“It’s our collective response as friends and writers to the peril that we think the literary community is in here,” says Robinson, an urban sociologist and award-winning author. Rhodes College, where she’s an assistant professor of Sociology, was recently awarded a grant through the Andrew W. Mellon Foundation, and a portion will be put toward the CSLA’s startup.
The group was struck by the loss of the Booksellers at Laurelwood (that store will reopen soon as Novel) and with the changes at Literacy Mid-South, which, most notably, will see an indefinite hiatus of its three-year-old book festival. “At its core, it’s about returning Memphis to the literary map, reclaiming Memphis as a literary space, and making Memphis a place where professional writers can be trained up and developed and retained and thrive,” says Robinson.
The women are in the process of fund-raising with long-range goals of a permanent space for workshops, readings, and signings.
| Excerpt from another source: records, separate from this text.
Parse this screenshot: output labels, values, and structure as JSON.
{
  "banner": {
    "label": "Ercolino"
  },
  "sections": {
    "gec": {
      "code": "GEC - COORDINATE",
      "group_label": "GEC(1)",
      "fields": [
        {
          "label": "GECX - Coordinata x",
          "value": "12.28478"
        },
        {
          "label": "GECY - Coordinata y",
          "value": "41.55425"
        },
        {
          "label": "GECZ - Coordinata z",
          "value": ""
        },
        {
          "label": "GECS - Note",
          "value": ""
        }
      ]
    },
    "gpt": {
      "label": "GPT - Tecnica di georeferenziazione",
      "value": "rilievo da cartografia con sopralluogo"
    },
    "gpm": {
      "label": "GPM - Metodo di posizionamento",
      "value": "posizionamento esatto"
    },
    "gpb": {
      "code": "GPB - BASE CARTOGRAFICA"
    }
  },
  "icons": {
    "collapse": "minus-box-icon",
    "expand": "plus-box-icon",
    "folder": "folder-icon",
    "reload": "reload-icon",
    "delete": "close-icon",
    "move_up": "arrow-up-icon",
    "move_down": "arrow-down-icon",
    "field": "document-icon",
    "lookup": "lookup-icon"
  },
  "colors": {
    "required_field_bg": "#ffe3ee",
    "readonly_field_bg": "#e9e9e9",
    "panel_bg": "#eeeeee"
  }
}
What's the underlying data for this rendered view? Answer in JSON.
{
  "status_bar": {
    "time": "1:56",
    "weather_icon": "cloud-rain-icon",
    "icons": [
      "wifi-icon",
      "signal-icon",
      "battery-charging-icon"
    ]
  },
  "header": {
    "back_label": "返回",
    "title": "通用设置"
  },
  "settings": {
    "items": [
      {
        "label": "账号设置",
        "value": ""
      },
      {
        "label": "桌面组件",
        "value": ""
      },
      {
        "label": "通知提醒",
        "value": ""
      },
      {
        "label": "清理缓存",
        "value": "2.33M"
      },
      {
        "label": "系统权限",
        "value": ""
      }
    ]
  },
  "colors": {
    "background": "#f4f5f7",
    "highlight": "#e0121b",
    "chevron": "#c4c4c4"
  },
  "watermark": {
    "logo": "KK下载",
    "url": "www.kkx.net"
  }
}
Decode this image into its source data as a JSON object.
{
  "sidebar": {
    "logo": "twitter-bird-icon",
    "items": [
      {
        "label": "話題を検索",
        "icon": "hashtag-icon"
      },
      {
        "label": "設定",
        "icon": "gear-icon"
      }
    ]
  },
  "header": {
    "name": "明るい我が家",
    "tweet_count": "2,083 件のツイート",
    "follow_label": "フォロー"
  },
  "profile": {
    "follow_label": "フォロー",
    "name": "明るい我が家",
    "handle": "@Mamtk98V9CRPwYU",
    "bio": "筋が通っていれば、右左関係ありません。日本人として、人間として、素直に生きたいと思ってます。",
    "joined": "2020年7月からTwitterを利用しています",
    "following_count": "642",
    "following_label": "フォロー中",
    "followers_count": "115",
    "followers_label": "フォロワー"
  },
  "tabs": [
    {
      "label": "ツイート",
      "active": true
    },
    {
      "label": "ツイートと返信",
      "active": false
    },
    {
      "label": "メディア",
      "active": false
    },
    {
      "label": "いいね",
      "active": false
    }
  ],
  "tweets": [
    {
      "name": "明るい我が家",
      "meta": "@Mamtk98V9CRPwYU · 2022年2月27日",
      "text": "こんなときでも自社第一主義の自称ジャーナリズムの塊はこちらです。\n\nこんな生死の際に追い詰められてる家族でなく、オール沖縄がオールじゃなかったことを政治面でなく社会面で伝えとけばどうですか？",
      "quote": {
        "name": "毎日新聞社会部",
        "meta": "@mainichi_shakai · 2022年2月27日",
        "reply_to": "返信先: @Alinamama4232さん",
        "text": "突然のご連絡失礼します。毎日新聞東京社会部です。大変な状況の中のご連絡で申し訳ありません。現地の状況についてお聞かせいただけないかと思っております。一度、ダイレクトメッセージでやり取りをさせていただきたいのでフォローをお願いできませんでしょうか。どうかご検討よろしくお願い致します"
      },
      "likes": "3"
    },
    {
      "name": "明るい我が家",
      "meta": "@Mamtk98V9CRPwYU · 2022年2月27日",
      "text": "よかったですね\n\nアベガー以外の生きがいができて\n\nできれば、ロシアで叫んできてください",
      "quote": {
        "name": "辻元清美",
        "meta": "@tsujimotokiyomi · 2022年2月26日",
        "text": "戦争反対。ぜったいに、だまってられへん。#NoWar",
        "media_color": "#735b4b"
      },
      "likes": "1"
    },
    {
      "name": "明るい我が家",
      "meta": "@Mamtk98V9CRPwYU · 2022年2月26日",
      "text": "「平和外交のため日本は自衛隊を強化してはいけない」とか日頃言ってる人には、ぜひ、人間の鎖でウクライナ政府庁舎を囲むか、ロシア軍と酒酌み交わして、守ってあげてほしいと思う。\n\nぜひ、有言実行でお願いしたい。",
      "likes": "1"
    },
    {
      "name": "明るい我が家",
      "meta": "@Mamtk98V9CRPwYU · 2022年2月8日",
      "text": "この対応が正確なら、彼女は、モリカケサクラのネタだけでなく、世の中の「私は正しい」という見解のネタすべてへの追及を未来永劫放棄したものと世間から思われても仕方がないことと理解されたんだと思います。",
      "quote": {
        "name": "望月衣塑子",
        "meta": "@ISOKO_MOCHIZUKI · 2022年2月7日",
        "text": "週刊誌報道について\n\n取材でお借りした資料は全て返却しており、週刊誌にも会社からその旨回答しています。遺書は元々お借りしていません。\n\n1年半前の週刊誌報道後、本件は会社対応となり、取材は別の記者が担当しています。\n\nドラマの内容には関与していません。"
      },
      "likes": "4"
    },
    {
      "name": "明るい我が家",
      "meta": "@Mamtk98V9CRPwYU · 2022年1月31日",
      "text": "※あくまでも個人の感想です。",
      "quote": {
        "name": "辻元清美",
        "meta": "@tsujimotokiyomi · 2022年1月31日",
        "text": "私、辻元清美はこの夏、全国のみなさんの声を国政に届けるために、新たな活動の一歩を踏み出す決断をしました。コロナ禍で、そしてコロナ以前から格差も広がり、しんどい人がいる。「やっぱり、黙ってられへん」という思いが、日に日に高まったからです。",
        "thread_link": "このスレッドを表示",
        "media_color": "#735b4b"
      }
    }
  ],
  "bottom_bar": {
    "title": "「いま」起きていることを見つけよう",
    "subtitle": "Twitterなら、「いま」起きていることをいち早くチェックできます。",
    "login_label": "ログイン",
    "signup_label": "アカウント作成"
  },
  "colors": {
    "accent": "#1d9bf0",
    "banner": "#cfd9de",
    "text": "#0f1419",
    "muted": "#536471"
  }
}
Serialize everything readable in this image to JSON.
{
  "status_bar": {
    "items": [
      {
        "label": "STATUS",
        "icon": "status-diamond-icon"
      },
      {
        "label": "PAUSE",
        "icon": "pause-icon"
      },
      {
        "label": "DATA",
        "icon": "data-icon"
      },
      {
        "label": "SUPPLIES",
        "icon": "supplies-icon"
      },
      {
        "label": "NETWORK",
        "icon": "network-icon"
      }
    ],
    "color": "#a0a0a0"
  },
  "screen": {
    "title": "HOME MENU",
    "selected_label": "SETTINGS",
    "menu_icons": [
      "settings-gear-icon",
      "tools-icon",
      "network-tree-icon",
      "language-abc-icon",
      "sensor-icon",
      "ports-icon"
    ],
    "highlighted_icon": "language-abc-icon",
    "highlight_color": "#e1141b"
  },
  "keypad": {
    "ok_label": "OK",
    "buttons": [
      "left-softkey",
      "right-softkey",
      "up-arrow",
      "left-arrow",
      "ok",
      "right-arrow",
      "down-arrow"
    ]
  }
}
Local programs — story booth and book festival, along with Christian Brothers University’s Memphis Reads initiative — tended to work as lone wolves, sometimes pulling in bookstores and the University of Memphis’ MFA writing program, but more often going it alone. The CSLA aims to stitch the community together.
“These programs that have run into obstacles or have folded, when they did exist, were so siloed, which is something we heard from so many people,” says Quinn, a native Memphian who has been in New York City the past 10 years working as a community organizer and arts administrator leading programs with literary and cultural institutions.
Though there is no physical space for the Center at the moment, there will be programming beginning with the next academic year: dinner with the arts, a multidisciplinary event featuring a chef, visual artist, and writer who discuss issues of the South; partnering with writers to facilitate workshops within a local high school; and a truncated version of their own take on the Mid-South Book Festival.
If this reader/writer could be granted one more wish, it would be for the CSLA to find a home within Crosstown Arts, at least temporarily as an incubator, while working its way through its prologue. The nonprofit that has seen the revitalization of the old Sears building is sorely lacking in literary event programming, and a partnership would be a means to an end for both organizations.
“We are geographically and strategically positioned to be a regional leader in the area,” Robinson says. “We’re looking to serve as an umbrella, collaborator, clearing house, friend, partner, supporter of other organizations with similar missions.”
Learn more about the Center for Southern Literary Arts at southernliteraryarts.org.